▶ Activity:
Where a line of the material includes the string "Lucro", copy that line.

▶ Source information:
-.-.-

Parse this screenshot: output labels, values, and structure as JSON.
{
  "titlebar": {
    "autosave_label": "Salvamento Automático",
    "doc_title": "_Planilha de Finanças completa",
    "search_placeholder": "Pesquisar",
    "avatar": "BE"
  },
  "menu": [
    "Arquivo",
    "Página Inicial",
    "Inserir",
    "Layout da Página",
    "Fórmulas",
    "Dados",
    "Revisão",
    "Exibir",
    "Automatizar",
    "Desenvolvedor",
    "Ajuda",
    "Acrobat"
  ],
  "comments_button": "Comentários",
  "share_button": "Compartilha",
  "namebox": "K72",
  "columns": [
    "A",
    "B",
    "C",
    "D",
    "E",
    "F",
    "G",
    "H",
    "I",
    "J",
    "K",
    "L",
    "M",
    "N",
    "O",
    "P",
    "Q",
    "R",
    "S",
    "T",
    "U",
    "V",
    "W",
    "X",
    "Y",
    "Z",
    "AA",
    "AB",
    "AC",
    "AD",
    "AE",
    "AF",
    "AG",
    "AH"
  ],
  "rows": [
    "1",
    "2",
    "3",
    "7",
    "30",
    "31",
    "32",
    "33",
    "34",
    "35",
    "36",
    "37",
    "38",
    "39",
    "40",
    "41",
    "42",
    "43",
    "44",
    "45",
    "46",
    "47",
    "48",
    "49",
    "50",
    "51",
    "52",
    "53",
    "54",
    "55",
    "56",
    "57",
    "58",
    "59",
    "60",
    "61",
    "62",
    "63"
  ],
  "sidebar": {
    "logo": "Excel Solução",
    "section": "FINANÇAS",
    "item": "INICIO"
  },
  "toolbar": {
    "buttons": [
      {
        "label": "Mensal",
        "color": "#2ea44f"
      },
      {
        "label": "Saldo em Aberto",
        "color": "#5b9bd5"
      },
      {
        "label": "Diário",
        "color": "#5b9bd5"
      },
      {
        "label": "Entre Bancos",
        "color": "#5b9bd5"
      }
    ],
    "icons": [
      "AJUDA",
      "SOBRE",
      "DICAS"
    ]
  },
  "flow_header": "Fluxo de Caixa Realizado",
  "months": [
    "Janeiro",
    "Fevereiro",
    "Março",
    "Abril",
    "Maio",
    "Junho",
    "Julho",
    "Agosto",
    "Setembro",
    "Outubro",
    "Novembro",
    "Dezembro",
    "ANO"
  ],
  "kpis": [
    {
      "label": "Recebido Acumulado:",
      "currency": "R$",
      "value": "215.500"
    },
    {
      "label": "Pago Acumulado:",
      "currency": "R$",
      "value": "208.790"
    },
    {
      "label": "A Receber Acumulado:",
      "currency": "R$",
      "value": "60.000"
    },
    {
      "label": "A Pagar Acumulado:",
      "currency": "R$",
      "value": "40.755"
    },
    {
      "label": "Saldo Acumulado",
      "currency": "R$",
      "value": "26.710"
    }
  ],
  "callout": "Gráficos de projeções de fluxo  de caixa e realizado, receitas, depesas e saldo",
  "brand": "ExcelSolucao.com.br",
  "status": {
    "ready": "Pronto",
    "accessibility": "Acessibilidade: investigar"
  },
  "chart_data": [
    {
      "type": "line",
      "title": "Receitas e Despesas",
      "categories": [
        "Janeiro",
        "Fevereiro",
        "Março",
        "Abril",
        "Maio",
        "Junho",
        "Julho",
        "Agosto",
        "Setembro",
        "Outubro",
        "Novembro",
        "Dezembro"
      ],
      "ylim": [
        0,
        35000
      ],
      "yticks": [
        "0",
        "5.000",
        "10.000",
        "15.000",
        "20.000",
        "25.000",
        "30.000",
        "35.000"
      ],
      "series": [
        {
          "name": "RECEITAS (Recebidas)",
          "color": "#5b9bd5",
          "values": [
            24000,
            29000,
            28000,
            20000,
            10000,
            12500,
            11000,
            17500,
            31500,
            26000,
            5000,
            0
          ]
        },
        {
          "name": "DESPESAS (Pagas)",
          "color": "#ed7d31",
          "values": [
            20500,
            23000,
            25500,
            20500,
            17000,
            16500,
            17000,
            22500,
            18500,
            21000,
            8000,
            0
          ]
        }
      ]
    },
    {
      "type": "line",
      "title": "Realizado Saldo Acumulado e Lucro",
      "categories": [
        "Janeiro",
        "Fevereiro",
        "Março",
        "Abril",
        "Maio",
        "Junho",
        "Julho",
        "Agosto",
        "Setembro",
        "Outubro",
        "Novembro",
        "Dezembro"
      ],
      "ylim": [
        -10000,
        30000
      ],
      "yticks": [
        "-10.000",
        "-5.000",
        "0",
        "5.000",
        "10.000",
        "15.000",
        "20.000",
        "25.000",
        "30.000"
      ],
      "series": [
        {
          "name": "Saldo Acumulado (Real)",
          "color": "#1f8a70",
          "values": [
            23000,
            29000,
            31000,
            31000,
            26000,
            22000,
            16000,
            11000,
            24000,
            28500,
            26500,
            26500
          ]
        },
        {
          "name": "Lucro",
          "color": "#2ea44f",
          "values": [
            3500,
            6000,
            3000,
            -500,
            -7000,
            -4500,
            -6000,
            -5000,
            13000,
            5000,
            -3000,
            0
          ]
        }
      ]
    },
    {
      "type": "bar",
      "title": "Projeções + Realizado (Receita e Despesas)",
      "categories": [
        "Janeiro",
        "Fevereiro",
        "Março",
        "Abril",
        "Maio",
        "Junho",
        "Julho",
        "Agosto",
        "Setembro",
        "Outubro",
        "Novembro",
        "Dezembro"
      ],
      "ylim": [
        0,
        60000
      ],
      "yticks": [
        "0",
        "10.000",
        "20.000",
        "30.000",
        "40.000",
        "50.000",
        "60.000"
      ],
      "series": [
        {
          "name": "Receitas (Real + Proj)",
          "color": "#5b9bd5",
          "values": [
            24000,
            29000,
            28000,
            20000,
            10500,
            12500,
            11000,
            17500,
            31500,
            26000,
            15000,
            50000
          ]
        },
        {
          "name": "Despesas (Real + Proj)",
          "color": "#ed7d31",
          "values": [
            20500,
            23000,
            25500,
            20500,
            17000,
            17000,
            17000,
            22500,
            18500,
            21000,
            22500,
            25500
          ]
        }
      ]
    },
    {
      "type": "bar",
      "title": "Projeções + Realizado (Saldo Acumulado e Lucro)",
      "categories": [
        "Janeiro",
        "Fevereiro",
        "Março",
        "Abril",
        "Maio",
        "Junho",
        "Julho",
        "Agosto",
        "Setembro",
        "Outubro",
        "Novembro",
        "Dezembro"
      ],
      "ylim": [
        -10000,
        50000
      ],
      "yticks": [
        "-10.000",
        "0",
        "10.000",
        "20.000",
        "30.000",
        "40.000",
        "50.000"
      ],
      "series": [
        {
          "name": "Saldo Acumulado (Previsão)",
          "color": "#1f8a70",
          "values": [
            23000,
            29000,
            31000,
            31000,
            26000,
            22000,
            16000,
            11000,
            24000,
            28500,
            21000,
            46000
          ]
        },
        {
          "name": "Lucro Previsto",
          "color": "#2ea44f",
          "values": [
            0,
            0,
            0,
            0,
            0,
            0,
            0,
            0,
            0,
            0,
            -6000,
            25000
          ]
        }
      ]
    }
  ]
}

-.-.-

▶ Written solution:
      "title": "Realizado Saldo Acumulado e Lucro",
          "name": "Lucro",
      "title": "Projeções + Realizado (Saldo Acumulado e Lucro)",
          "name": "Lucro Previsto",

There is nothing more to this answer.